  1. 1. Parenthetical Citations Beyond one author
  2. 2. Two or Three Authors • Give the last names of every author in the same order that they appear in the works-cited section. (Correct order is found on title page of the book) – According to Carlson, Eisenstat, and Ziporyn, a frequent cause of depression in middle-age women is the care of elderly parents with failing health (198). – Samuel Moore Walton, founder of Wal-Mart, owed much of his ambition for success to the fact that he grew up during the Depression (Vance and Scott 1).
  3. 3. More Than Three Authors • Give the author’s last name as it appears in the workscited section followed by et al. or and others with no punctuation in between. – Methane gas trapped in ice crystals on the seafloor may be an important source of fuel in the future (Suess et al. 80).
  4. 4. An Anonymous Book or Work with No Author Listed • When there is no author listed, give the title or a shortened version of the title as it appears in the works-cited section. If it’s a book, underline or italicize title; if it’s an article, place quotation marks around the title. – The Information Please Almanac states that drinking water can make up 20 percent or more of a person’s total exposure to lead (572). – The use of Customer Relationship Management (CRM) systems has grown substantially over the past five years as companies attempt to adapt to customer needs and to improve their profitability ("Making CRM Work“ 3).
  5. 5. Two or More Works by the Same Author • If the works-cited page lists two or more works by the same author, you’ll need more than just the author’s last name in your parenthetical citation.
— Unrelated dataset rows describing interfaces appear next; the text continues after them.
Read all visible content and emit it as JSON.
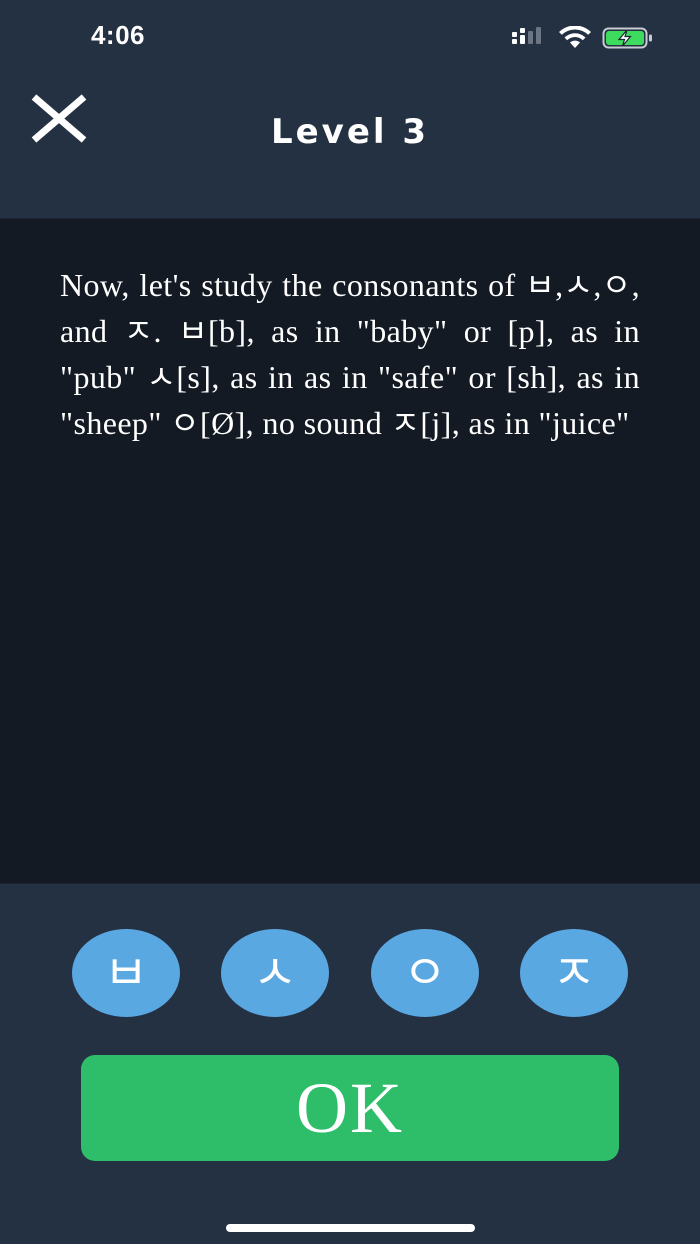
{
  "status_bar": {
    "time": "4:06"
  },
  "header": {
    "title": "Level 3",
    "close_icon": "close-icon"
  },
  "lesson": {
    "text": "Now, let's study the consonants of ㅂ,ㅅ,ㅇ, and ㅈ. ㅂ[b], as in \"baby\" or [p], as in \"pub\" ㅅ[s], as in as in \"safe\" or [sh], as in \"sheep\" ㅇ[Ø], no sound ㅈ[j], as in \"juice\""
  },
  "consonants": [
    {
      "label": "ㅂ"
    },
    {
      "label": "ㅅ"
    },
    {
      "label": "ㅇ"
    },
    {
      "label": "ㅈ"
    }
  ],
  "ok_button": {
    "label": "OK"
  },
  "colors": {
    "background": "#243142",
    "panel": "#131a23",
    "consonant_button": "#5aa8e2",
    "ok_button": "#2ebd69",
    "battery_charging": "#3ddc5f"
  },
  "icons": {
    "signal": "cellular-signal-icon",
    "wifi": "wifi-icon",
    "battery": "battery-charging-icon"
  }
}
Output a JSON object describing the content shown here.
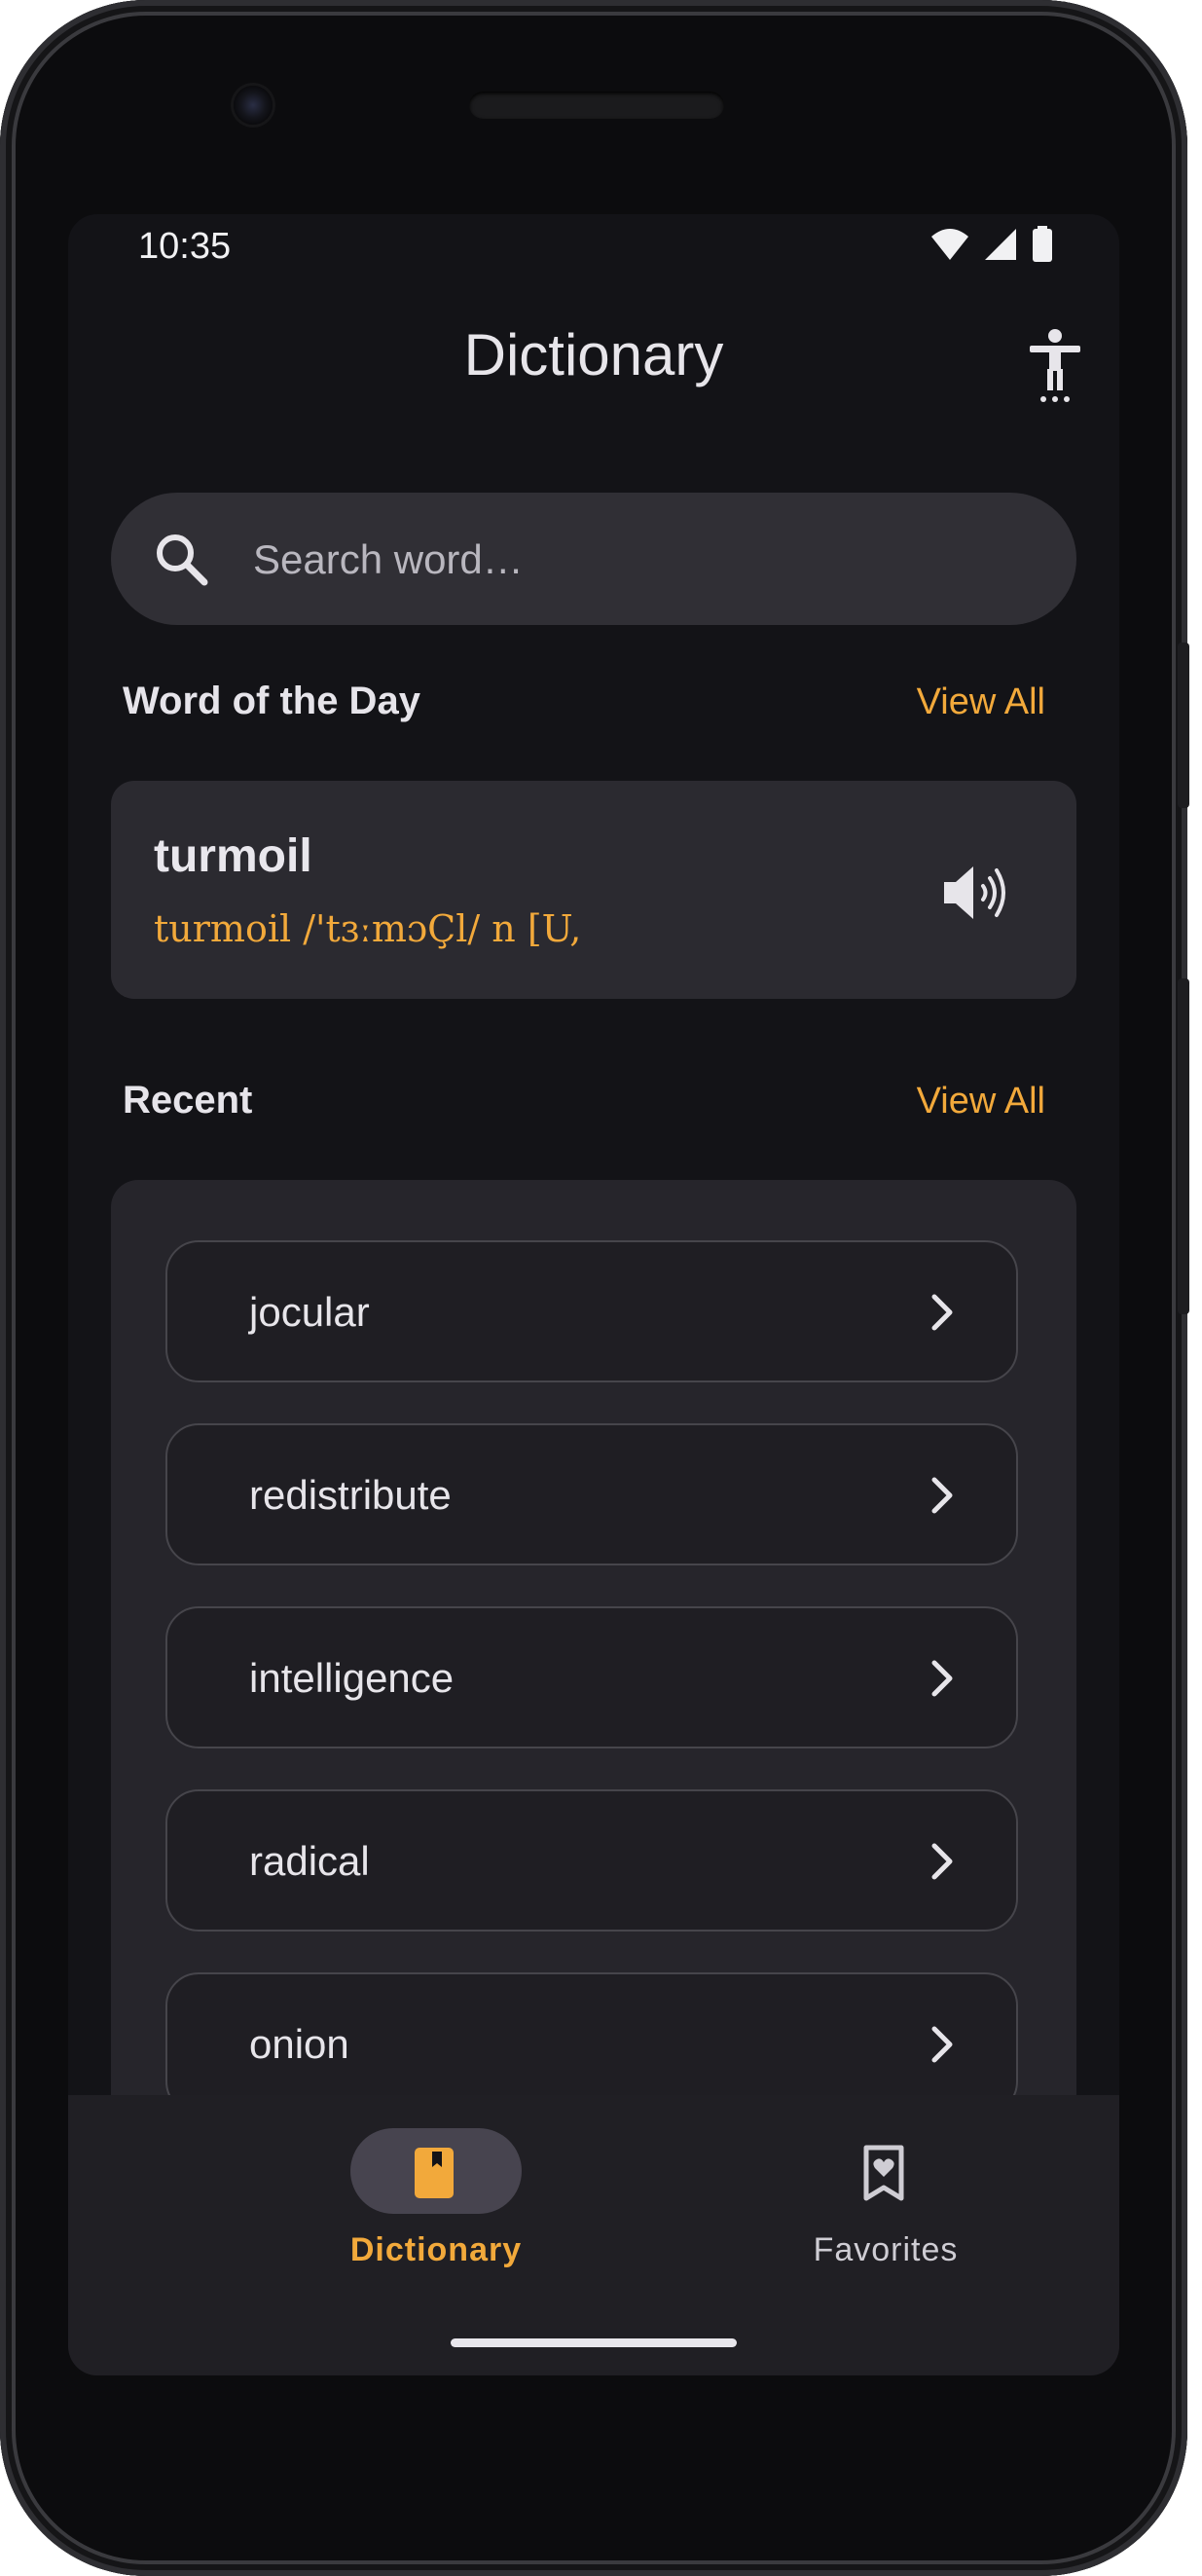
{
  "status_bar": {
    "time": "10:35",
    "icons": [
      "wifi-icon",
      "signal-icon",
      "battery-icon"
    ]
  },
  "header": {
    "title": "Dictionary",
    "action_icon": "accessibility-icon"
  },
  "search": {
    "placeholder": "Search word…",
    "value": "",
    "icon": "search-icon"
  },
  "word_of_the_day": {
    "section_title": "Word of the Day",
    "view_all_label": "View All",
    "word": "turmoil",
    "definition": "turmoil /'tɜːmɔÇl/ n [U,",
    "icon": "speaker-icon"
  },
  "recent": {
    "section_title": "Recent",
    "view_all_label": "View All",
    "items": [
      {
        "label": "jocular"
      },
      {
        "label": "redistribute"
      },
      {
        "label": "intelligence"
      },
      {
        "label": "radical"
      },
      {
        "label": "onion"
      }
    ]
  },
  "bottom_nav": {
    "items": [
      {
        "label": "Dictionary",
        "icon": "book-icon",
        "active": true
      },
      {
        "label": "Favorites",
        "icon": "bookmark-heart-icon",
        "active": false
      }
    ]
  },
  "colors": {
    "accent": "#f2a93b",
    "background": "#131317",
    "surface": "#2b2a30",
    "active_pill": "#47444f"
  }
}
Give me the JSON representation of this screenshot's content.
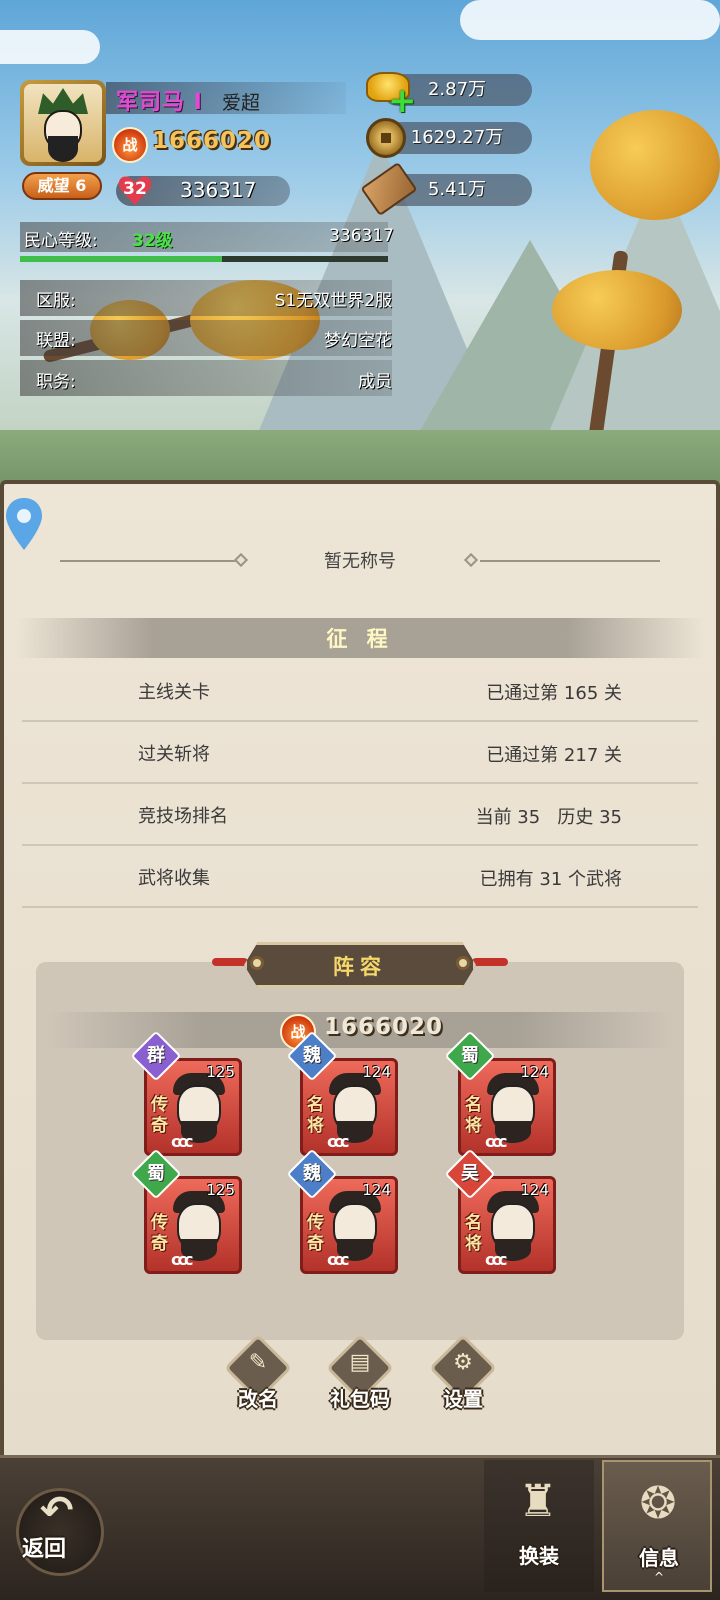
{
  "player": {
    "rank": "军司马 Ⅰ",
    "name": "爱超",
    "power_icon": "战",
    "power": "1666020",
    "prestige": "威望 6",
    "heart_level": "32",
    "heart_value": "336317"
  },
  "currencies": [
    {
      "icon": "gold-ingot-icon",
      "value": "2.87万"
    },
    {
      "icon": "copper-coin-icon",
      "value": "1629.27万"
    },
    {
      "icon": "wood-icon",
      "value": "5.41万"
    }
  ],
  "loyalty": {
    "label": "民心等级:",
    "level": "32级",
    "value": "336317",
    "progress": 0.55
  },
  "info_rows": [
    {
      "label": "区服:",
      "value": "S1无双世界2服"
    },
    {
      "label": "联盟:",
      "value": "梦幻空花"
    },
    {
      "label": "职务:",
      "value": "成员"
    }
  ],
  "title_section": {
    "text": "暂无称号"
  },
  "journey": {
    "heading": "征 程",
    "rows": [
      {
        "label": "主线关卡",
        "value": "已通过第 165 关"
      },
      {
        "label": "过关斩将",
        "value": "已通过第 217 关"
      },
      {
        "label": "竞技场排名",
        "value": "当前 35   历史 35"
      },
      {
        "label": "武将收集",
        "value": "已拥有 31 个武将"
      }
    ]
  },
  "lineup": {
    "heading": "阵容",
    "power_icon": "战",
    "power": "1666020",
    "heroes": [
      {
        "faction": "群",
        "faction_color": "#8a5fd0",
        "rarity": "传奇",
        "level": "125",
        "waves": "ccc"
      },
      {
        "faction": "魏",
        "faction_color": "#4d7fc8",
        "rarity": "名将",
        "level": "124",
        "waves": "ccc"
      },
      {
        "faction": "蜀",
        "faction_color": "#3fa84a",
        "rarity": "名将",
        "level": "124",
        "waves": "ccc"
      },
      {
        "faction": "蜀",
        "faction_color": "#3fa84a",
        "rarity": "传奇",
        "level": "125",
        "waves": "ccc"
      },
      {
        "faction": "魏",
        "faction_color": "#4d7fc8",
        "rarity": "传奇",
        "level": "124",
        "waves": "ccc"
      },
      {
        "faction": "吴",
        "faction_color": "#d8463a",
        "rarity": "名将",
        "level": "124",
        "waves": "ccc"
      }
    ]
  },
  "actions": [
    {
      "label": "改名",
      "icon": "pencil-icon",
      "glyph": "✎"
    },
    {
      "label": "礼包码",
      "icon": "gift-code-icon",
      "glyph": "▤"
    },
    {
      "label": "设置",
      "icon": "wrench-icon",
      "glyph": "⚙"
    }
  ],
  "bottom_bar": {
    "back_label": "返回",
    "tabs": [
      {
        "label": "换装",
        "icon": "robe-icon",
        "glyph": "♜"
      },
      {
        "label": "信息",
        "icon": "dragon-icon",
        "glyph": "❂",
        "caret": "^"
      }
    ]
  },
  "colors": {
    "accent_gold": "#f3c45a",
    "rank_purple": "#e14bd2",
    "loyalty_green": "#4ee04a",
    "panel_paper": "#ede5d6"
  }
}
Give the author’s last name (unless it appears in the text, the title or a shortened version of the title, and the page reference. Place a comma between the author’s last name and title. – The German foxholes dug during World War II were almost always deeper than the American foxholes (Ambrose, Citizen Soldiers 257).
  6. 6. Placement of Citations
  7. 7. • Place a citation as close to the quoted or paraphrased material as possible without disrupting the sentence. • When material from one source and the same page numbers is used throughout a paragraph, use one citation at the end of the paragraph rather than a citation at the end of each sentence. • Sign off of each source before moving on to another source’s information.
  8. 8. Parenthetical citations usually appear after the final quotation mark and before the period. An exception occurs, however, in quotes of four or more lines since these quotes are presented as block quotes: that is, they are indented and use no quotation marks. In such cases, the parenthetical citation goes after the period, as the following example shows:
  9. 9. Bolles argues that the most effective job hunting method is what he calls the creative job hunting approach: figuring out your best skills, and favorite knowledges, and then researching any employer that interests you, before approaching that organization and arranging, through your contacts, to see the person there who has the power to hire you for the position you are interested in. This method, faithfully followed, leads to a job for 86 out of every 100 job-hunters who try it. (57)